Copy all entries exactly, and wherever an entry holds a picture, leave that picture out.

··· DATA

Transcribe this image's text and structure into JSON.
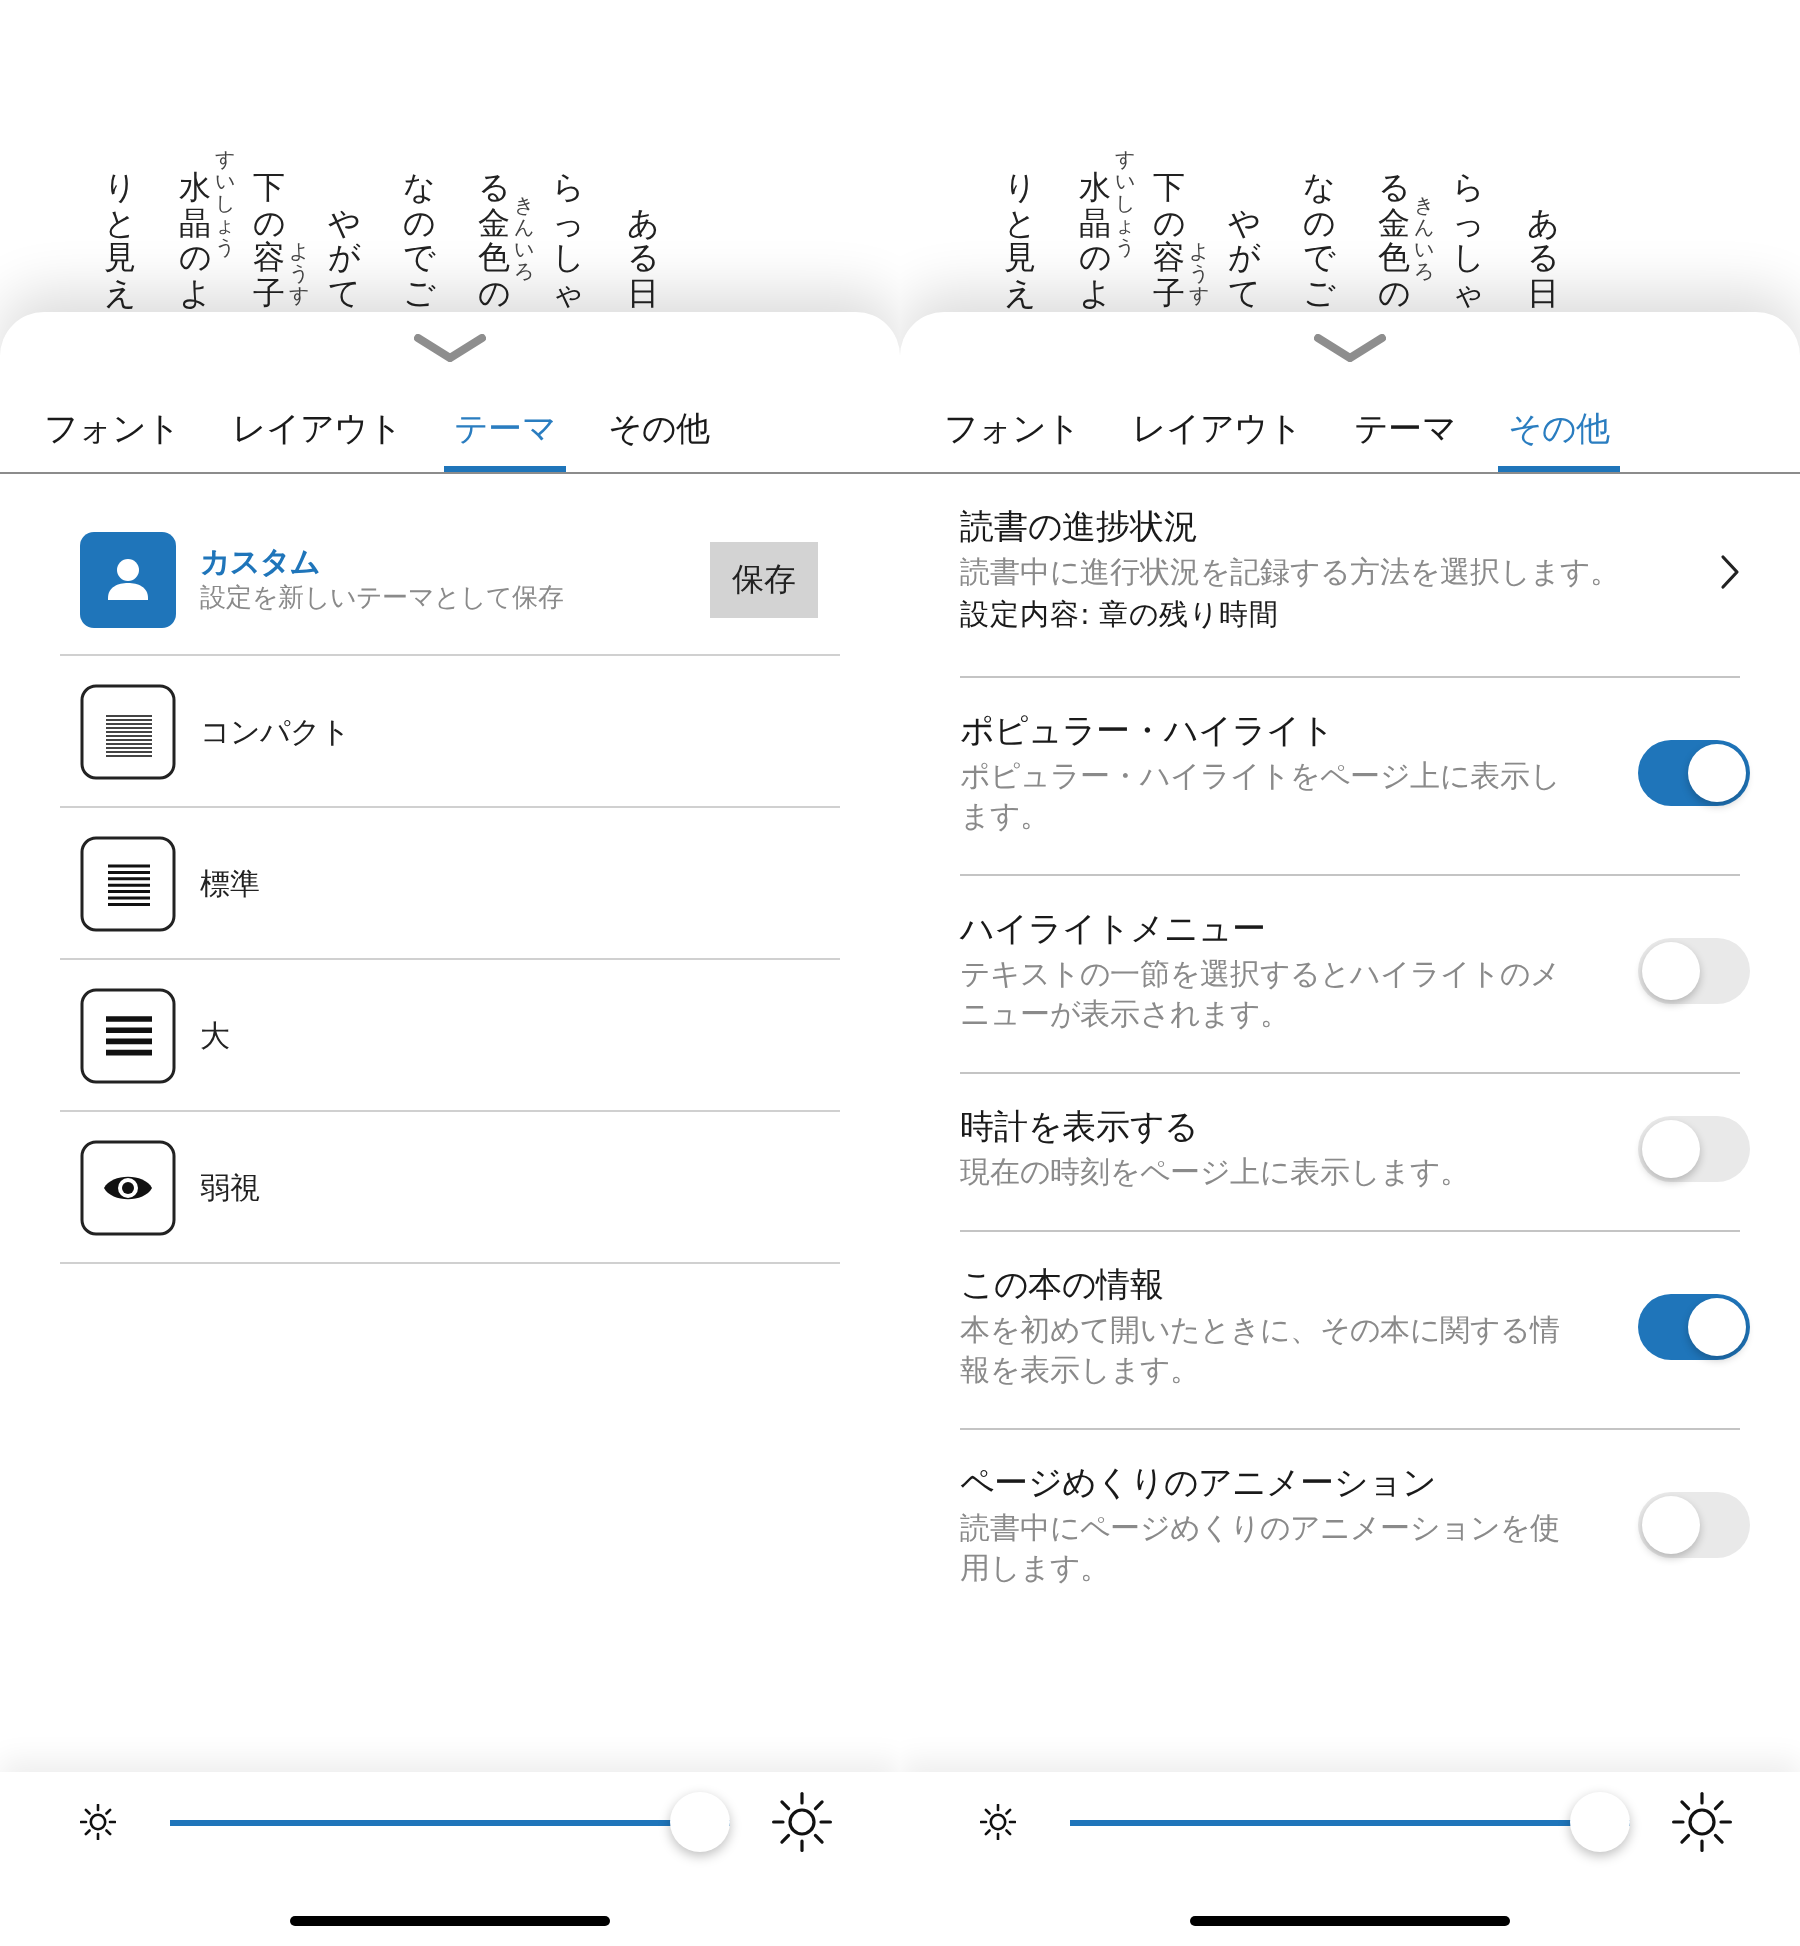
{
  "screens": [
    {
      "book_text": {
        "columns": [
          {
            "parts": [
              {
                "text": "りと見え"
              }
            ],
            "indent": false
          },
          {
            "parts": [
              {
                "text": "水晶",
                "ruby": "すいしょう"
              },
              {
                "text": "のよ"
              }
            ],
            "indent": false
          },
          {
            "parts": [
              {
                "text": "下の"
              },
              {
                "text": "容子",
                "ruby": "ようす"
              }
            ],
            "indent": false
          },
          {
            "parts": [
              {
                "text": "やがて"
              }
            ],
            "indent": true
          },
          {
            "parts": [
              {
                "text": "なのでご"
              }
            ],
            "indent": false
          },
          {
            "parts": [
              {
                "text": "る"
              },
              {
                "text": "金色",
                "ruby": "きんいろ"
              },
              {
                "text": "の"
              }
            ],
            "indent": false
          },
          {
            "parts": [
              {
                "text": "らっしゃ"
              }
            ],
            "indent": false
          },
          {
            "parts": [
              {
                "text": "ある日"
              }
            ],
            "indent": true
          }
        ]
      },
      "tabs": [
        {
          "label": "フォント",
          "selected": false
        },
        {
          "label": "レイアウト",
          "selected": false
        },
        {
          "label": "テーマ",
          "selected": true
        },
        {
          "label": "その他",
          "selected": false
        }
      ],
      "panel": {
        "kind": "themes",
        "items": [
          {
            "kind": "custom",
            "title": "カスタム",
            "description": "設定を新しいテーマとして保存",
            "button": "保存"
          },
          {
            "kind": "compact",
            "title": "コンパクト"
          },
          {
            "kind": "standard",
            "title": "標準"
          },
          {
            "kind": "large",
            "title": "大"
          },
          {
            "kind": "low_vision",
            "title": "弱視"
          }
        ]
      },
      "brightness": {
        "level": 1
      }
    },
    {
      "book_text": {
        "columns": [
          {
            "parts": [
              {
                "text": "りと見え"
              }
            ],
            "indent": false
          },
          {
            "parts": [
              {
                "text": "水晶",
                "ruby": "すいしょう"
              },
              {
                "text": "のよ"
              }
            ],
            "indent": false
          },
          {
            "parts": [
              {
                "text": "下の"
              },
              {
                "text": "容子",
                "ruby": "ようす"
              }
            ],
            "indent": false
          },
          {
            "parts": [
              {
                "text": "やがて"
              }
            ],
            "indent": true
          },
          {
            "parts": [
              {
                "text": "なのでご"
              }
            ],
            "indent": false
          },
          {
            "parts": [
              {
                "text": "る"
              },
              {
                "text": "金色",
                "ruby": "きんいろ"
              },
              {
                "text": "の"
              }
            ],
            "indent": false
          },
          {
            "parts": [
              {
                "text": "らっしゃ"
              }
            ],
            "indent": false
          },
          {
            "parts": [
              {
                "text": "ある日"
              }
            ],
            "indent": true
          }
        ]
      },
      "tabs": [
        {
          "label": "フォント",
          "selected": false
        },
        {
          "label": "レイアウト",
          "selected": false
        },
        {
          "label": "テーマ",
          "selected": false
        },
        {
          "label": "その他",
          "selected": true
        }
      ],
      "panel": {
        "kind": "settings",
        "items": [
          {
            "kind": "link",
            "title": "読書の進捗状況",
            "description": "読書中に進行状況を記録する方法を選択します。",
            "value": "設定内容: 章の残り時間"
          },
          {
            "kind": "toggle",
            "title": "ポピュラー・ハイライト",
            "description": "ポピュラー・ハイライトをページ上に表示します。",
            "on": true
          },
          {
            "kind": "toggle",
            "title": "ハイライトメニュー",
            "description": "テキストの一節を選択するとハイライトのメニューが表示されます。",
            "on": false
          },
          {
            "kind": "toggle",
            "title": "時計を表示する",
            "description": "現在の時刻をページ上に表示します。",
            "on": false
          },
          {
            "kind": "toggle",
            "title": "この本の情報",
            "description": "本を初めて開いたときに、その本に関する情報を表示します。",
            "on": true
          },
          {
            "kind": "toggle",
            "title": "ページめくりのアニメーション",
            "description": "読書中にページめくりのアニメーションを使用します。",
            "on": false
          }
        ]
      },
      "brightness": {
        "level": 1
      }
    }
  ]
}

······

ANSWER TO THE EXERCISE
Transcribe this image's text and structure into JSON.
{
  "screens": [
    {
      "book_text": {
        "columns": [
          {
            "parts": [
              {
                "text": "りと見え"
              }
            ],
            "indent": false
          },
          {
            "parts": [
              {
                "text": "水晶",
                "ruby": "すいしょう"
              },
              {
                "text": "のよ"
              }
            ],
            "indent": false
          },
          {
            "parts": [
              {
                "text": "下の"
              },
              {
                "text": "容子",
                "ruby": "ようす"
              }
            ],
            "indent": false
          },
          {
            "parts": [
              {
                "text": "やがて"
              }
            ],
            "indent": true
          },
          {
            "parts": [
              {
                "text": "なのでご"
              }
            ],
            "indent": false
          },
          {
            "parts": [
              {
                "text": "る"
              },
              {
                "text": "金色",
                "ruby": "きんいろ"
              },
              {
                "text": "の"
              }
            ],
            "indent": false
          },
          {
            "parts": [
              {
                "text": "らっしゃ"
              }
            ],
            "indent": false
          },
          {
            "parts": [
              {
                "text": "ある日"
              }
            ],
            "indent": true
          }
        ]
      },
      "tabs": [
        {
          "label": "フォント",
          "selected": false
        },
        {
          "label": "レイアウト",
          "selected": false
        },
        {
          "label": "テーマ",
          "selected": true
        },
        {
          "label": "その他",
          "selected": false
        }
      ],
      "panel": {
        "kind": "themes",
        "items": [
          {
            "kind": "custom",
            "title": "カスタム",
            "description": "設定を新しいテーマとして保存",
            "button": "保存"
          },
          {
            "kind": "compact",
            "title": "コンパクト"
          },
          {
            "kind": "standard",
            "title": "標準"
          },
          {
            "kind": "large",
            "title": "大"
          },
          {
            "kind": "low_vision",
            "title": "弱視"
          }
        ]
      },
      "brightness": {
        "level": 1
      }
    },
    {
      "book_text": {
        "columns": [
          {
            "parts": [
              {
                "text": "りと見え"
              }
            ],
            "indent": false
          },
          {
            "parts": [
              {
                "text": "水晶",
                "ruby": "すいしょう"
              },
              {
                "text": "のよ"
              }
            ],
            "indent": false
          },
          {
            "parts": [
              {
                "text": "下の"
              },
              {
                "text": "容子",
                "ruby": "ようす"
              }
            ],
            "indent": false
          },
          {
            "parts": [
              {
                "text": "やがて"
              }
            ],
            "indent": true
          },
          {
            "parts": [
              {
                "text": "なのでご"
              }
            ],
            "indent": false
          },
          {
            "parts": [
              {
                "text": "る"
              },
              {
                "text": "金色",
                "ruby": "きんいろ"
              },
              {
                "text": "の"
              }
            ],
            "indent": false
          },
          {
            "parts": [
              {
                "text": "らっしゃ"
              }
            ],
            "indent": false
          },
          {
            "parts": [
              {
                "text": "ある日"
              }
            ],
            "indent": true
          }
        ]
      },
      "tabs": [
        {
          "label": "フォント",
          "selected": false
        },
        {
          "label": "レイアウト",
          "selected": false
        },
        {
          "label": "テーマ",
          "selected": false
        },
        {
          "label": "その他",
          "selected": true
        }
      ],
      "panel": {
        "kind": "settings",
        "items": [
          {
            "kind": "link",
            "title": "読書の進捗状況",
            "description": "読書中に進行状況を記録する方法を選択します。",
            "value": "設定内容: 章の残り時間"
          },
          {
            "kind": "toggle",
            "title": "ポピュラー・ハイライト",
            "description": "ポピュラー・ハイライトをページ上に表示します。",
            "on": true
          },
          {
            "kind": "toggle",
            "title": "ハイライトメニュー",
            "description": "テキストの一節を選択するとハイライトのメニューが表示されます。",
            "on": false
          },
          {
            "kind": "toggle",
            "title": "時計を表示する",
            "description": "現在の時刻をページ上に表示します。",
            "on": false
          },
          {
            "kind": "toggle",
            "title": "この本の情報",
            "description": "本を初めて開いたときに、その本に関する情報を表示します。",
            "on": true
          },
          {
            "kind": "toggle",
            "title": "ページめくりのアニメーション",
            "description": "読書中にページめくりのアニメーションを使用します。",
            "on": false
          }
        ]
      },
      "brightness": {
        "level": 1
      }
    }
  ]
}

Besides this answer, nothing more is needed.